* _PROBLEM DESCRIPTION_: Print out the data below in full, exactly as written.

Dataset records:
***
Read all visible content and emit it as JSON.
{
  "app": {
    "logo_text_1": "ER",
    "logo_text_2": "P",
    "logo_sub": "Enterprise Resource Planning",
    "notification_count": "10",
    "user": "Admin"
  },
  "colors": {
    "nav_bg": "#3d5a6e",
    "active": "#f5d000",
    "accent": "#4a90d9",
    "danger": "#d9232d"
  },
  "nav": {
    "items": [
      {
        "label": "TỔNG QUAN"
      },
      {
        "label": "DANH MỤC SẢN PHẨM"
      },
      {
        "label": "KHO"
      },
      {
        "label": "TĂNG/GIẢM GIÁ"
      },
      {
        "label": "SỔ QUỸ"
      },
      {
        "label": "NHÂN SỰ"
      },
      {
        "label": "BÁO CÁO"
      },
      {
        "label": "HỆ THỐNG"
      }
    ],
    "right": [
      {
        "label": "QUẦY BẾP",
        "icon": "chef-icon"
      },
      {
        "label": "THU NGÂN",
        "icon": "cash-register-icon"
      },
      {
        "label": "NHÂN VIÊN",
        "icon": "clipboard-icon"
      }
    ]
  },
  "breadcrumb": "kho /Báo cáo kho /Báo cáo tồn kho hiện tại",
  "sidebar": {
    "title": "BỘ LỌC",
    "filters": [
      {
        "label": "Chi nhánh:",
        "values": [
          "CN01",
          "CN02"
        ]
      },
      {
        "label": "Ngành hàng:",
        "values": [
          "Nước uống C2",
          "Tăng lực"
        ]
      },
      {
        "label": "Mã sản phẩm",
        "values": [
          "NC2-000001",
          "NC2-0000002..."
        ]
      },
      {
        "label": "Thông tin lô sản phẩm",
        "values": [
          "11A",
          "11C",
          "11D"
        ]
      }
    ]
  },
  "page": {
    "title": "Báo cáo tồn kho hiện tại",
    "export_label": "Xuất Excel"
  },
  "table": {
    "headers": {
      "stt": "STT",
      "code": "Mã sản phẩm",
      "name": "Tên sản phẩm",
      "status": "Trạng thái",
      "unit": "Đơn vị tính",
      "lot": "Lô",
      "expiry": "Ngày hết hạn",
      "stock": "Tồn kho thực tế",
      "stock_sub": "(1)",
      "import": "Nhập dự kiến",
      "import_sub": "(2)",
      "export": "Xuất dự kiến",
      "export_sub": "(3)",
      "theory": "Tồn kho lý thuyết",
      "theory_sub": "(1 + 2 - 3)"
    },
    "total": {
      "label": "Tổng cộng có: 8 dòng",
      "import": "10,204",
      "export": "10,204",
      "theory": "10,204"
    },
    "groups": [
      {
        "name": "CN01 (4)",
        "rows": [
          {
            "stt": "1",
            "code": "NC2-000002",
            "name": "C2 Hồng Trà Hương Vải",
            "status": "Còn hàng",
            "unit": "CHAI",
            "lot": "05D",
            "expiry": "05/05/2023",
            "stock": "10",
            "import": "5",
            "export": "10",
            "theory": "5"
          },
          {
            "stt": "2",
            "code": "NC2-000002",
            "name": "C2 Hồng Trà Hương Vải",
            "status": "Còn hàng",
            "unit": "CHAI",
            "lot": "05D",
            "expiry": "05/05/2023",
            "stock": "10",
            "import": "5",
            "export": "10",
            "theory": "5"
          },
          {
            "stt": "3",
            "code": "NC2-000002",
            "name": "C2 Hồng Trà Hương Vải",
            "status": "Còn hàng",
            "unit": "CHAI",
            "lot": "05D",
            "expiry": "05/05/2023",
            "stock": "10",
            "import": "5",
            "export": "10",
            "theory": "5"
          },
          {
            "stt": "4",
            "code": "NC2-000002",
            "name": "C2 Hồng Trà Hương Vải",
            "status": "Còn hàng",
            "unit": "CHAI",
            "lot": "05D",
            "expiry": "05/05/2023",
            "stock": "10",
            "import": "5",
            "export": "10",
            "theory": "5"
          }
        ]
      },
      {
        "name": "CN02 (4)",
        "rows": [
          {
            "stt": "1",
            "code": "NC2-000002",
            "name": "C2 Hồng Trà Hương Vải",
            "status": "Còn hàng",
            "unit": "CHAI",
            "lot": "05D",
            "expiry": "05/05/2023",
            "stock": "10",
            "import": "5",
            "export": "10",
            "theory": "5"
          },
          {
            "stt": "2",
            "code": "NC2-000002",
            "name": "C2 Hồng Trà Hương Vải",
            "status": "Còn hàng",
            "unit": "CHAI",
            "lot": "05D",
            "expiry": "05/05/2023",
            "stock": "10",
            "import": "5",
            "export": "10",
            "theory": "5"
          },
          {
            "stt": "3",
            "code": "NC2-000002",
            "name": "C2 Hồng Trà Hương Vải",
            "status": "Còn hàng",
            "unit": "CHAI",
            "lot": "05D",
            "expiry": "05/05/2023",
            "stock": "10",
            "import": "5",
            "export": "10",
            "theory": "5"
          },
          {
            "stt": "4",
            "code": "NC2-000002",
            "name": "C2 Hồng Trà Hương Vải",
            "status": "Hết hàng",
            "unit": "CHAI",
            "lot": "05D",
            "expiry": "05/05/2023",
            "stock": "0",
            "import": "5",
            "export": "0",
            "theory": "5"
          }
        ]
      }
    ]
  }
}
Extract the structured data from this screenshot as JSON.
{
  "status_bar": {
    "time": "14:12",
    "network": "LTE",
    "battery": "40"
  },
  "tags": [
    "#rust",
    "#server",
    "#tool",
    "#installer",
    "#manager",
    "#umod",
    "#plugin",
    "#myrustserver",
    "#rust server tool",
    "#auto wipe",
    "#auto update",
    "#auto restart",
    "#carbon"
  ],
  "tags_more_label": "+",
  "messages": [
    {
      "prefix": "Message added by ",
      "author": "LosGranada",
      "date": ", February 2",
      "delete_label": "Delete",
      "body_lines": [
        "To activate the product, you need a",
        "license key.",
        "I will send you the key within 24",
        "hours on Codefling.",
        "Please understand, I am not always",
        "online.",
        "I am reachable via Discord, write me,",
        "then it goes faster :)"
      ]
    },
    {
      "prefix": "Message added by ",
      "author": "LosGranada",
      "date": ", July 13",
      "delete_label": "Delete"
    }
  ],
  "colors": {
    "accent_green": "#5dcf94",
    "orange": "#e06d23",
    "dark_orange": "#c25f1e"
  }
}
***
* _RESULT OF THIS EXERCISE_:
Read all visible content and emit it as JSON.
{
  "app": {
    "logo_text_1": "ER",
    "logo_text_2": "P",
    "logo_sub": "Enterprise Resource Planning",
    "notification_count": "10",
    "user": "Admin"
  },
  "colors": {
    "nav_bg": "#3d5a6e",
    "active": "#f5d000",
    "accent": "#4a90d9",
    "danger": "#d9232d"
  },
  "nav": {
    "items": [
      {
        "label": "TỔNG QUAN"
      },
      {
        "label": "DANH MỤC SẢN PHẨM"
      },
      {
        "label": "KHO"
      },
      {
        "label": "TĂNG/GIẢM GIÁ"
      },
      {
        "label": "SỔ QUỸ"
      },
      {
        "label": "NHÂN SỰ"
      },
      {
        "label": "BÁO CÁO"
      },
      {
        "label": "HỆ THỐNG"
      }
    ],
    "right": [
      {
        "label": "QUẦY BẾP",
        "icon": "chef-icon"
      },
      {
        "label": "THU NGÂN",
        "icon": "cash-register-icon"
      },
      {
        "label": "NHÂN VIÊN",
        "icon": "clipboard-icon"
      }
    ]
  },
  "breadcrumb": "kho /Báo cáo kho /Báo cáo tồn kho hiện tại",
  "sidebar": {
    "title": "BỘ LỌC",
    "filters": [
      {
        "label": "Chi nhánh:",
        "values": [
          "CN01",
          "CN02"
        ]
      },
      {
        "label": "Ngành hàng:",
        "values": [
          "Nước uống C2",
          "Tăng lực"
        ]
      },
      {
        "label": "Mã sản phẩm",
        "values": [
          "NC2-000001",
          "NC2-0000002..."
        ]
      },
      {
        "label": "Thông tin lô sản phẩm",
        "values": [
          "11A",
          "11C",
          "11D"
        ]
      }
    ]
  },
  "page": {
    "title": "Báo cáo tồn kho hiện tại",
    "export_label": "Xuất Excel"
  },
  "table": {
    "headers": {
      "stt": "STT",
      "code": "Mã sản phẩm",
      "name": "Tên sản phẩm",
      "status": "Trạng thái",
      "unit": "Đơn vị tính",
      "lot": "Lô",
      "expiry": "Ngày hết hạn",
      "stock": "Tồn kho thực tế",
      "stock_sub": "(1)",
      "import": "Nhập dự kiến",
      "import_sub": "(2)",
      "export": "Xuất dự kiến",
      "export_sub": "(3)",
      "theory": "Tồn kho lý thuyết",
      "theory_sub": "(1 + 2 - 3)"
    },
    "total": {
      "label": "Tổng cộng có: 8 dòng",
      "import": "10,204",
      "export": "10,204",
      "theory": "10,204"
    },
    "groups": [
      {
        "name": "CN01 (4)",
        "rows": [
          {
            "stt": "1",
            "code": "NC2-000002",
            "name": "C2 Hồng Trà Hương Vải",
            "status": "Còn hàng",
            "unit": "CHAI",
            "lot": "05D",
            "expiry": "05/05/2023",
            "stock": "10",
            "import": "5",
            "export": "10",
            "theory": "5"
          },
          {
            "stt": "2",
            "code": "NC2-000002",
            "name": "C2 Hồng Trà Hương Vải",
            "status": "Còn hàng",
            "unit": "CHAI",
            "lot": "05D",
            "expiry": "05/05/2023",
            "stock": "10",
            "import": "5",
            "export": "10",
            "theory": "5"
          },
          {
            "stt": "3",
            "code": "NC2-000002",
            "name": "C2 Hồng Trà Hương Vải",
            "status": "Còn hàng",
            "unit": "CHAI",
            "lot": "05D",
            "expiry": "05/05/2023",
            "stock": "10",
            "import": "5",
            "export": "10",
            "theory": "5"
          },
          {
            "stt": "4",
            "code": "NC2-000002",
            "name": "C2 Hồng Trà Hương Vải",
            "status": "Còn hàng",
            "unit": "CHAI",
            "lot": "05D",
            "expiry": "05/05/2023",
            "stock": "10",
            "import": "5",
            "export": "10",
            "theory": "5"
          }
        ]
      },
      {
        "name": "CN02 (4)",
        "rows": [
          {
            "stt": "1",
            "code": "NC2-000002",
            "name": "C2 Hồng Trà Hương Vải",
            "status": "Còn hàng",
            "unit": "CHAI",
            "lot": "05D",
            "expiry": "05/05/2023",
            "stock": "10",
            "import": "5",
            "export": "10",
            "theory": "5"
          },
          {
            "stt": "2",
            "code": "NC2-000002",
            "name": "C2 Hồng Trà Hương Vải",
            "status": "Còn hàng",
            "unit": "CHAI",
            "lot": "05D",
            "expiry": "05/05/2023",
            "stock": "10",
            "import": "5",
            "export": "10",
            "theory": "5"
          },
          {
            "stt": "3",
            "code": "NC2-000002",
            "name": "C2 Hồng Trà Hương Vải",
            "status": "Còn hàng",
            "unit": "CHAI",
            "lot": "05D",
            "expiry": "05/05/2023",
            "stock": "10",
            "import": "5",
            "export": "10",
            "theory": "5"
          },
          {
            "stt": "4",
            "code": "NC2-000002",
            "name": "C2 Hồng Trà Hương Vải",
            "status": "Hết hàng",
            "unit": "CHAI",
            "lot": "05D",
            "expiry": "05/05/2023",
            "stock": "0",
            "import": "5",
            "export": "0",
            "theory": "5"
          }
        ]
      }
    ]
  }
}
Extract the structured data from this screenshot as JSON.
{
  "status_bar": {
    "time": "14:12",
    "network": "LTE",
    "battery": "40"
  },
  "tags": [
    "#rust",
    "#server",
    "#tool",
    "#installer",
    "#manager",
    "#umod",
    "#plugin",
    "#myrustserver",
    "#rust server tool",
    "#auto wipe",
    "#auto update",
    "#auto restart",
    "#carbon"
  ],
  "tags_more_label": "+",
  "messages": [
    {
      "prefix": "Message added by ",
      "author": "LosGranada",
      "date": ", February 2",
      "delete_label": "Delete",
      "body_lines": [
        "To activate the product, you need a",
        "license key.",
        "I will send you the key within 24",
        "hours on Codefling.",
        "Please understand, I am not always",
        "online.",
        "I am reachable via Discord, write me,",
        "then it goes faster :)"
      ]
    },
    {
      "prefix": "Message added by ",
      "author": "LosGranada",
      "date": ", July 13",
      "delete_label": "Delete"
    }
  ],
  "colors": {
    "accent_green": "#5dcf94",
    "orange": "#e06d23",
    "dark_orange": "#c25f1e"
  }
}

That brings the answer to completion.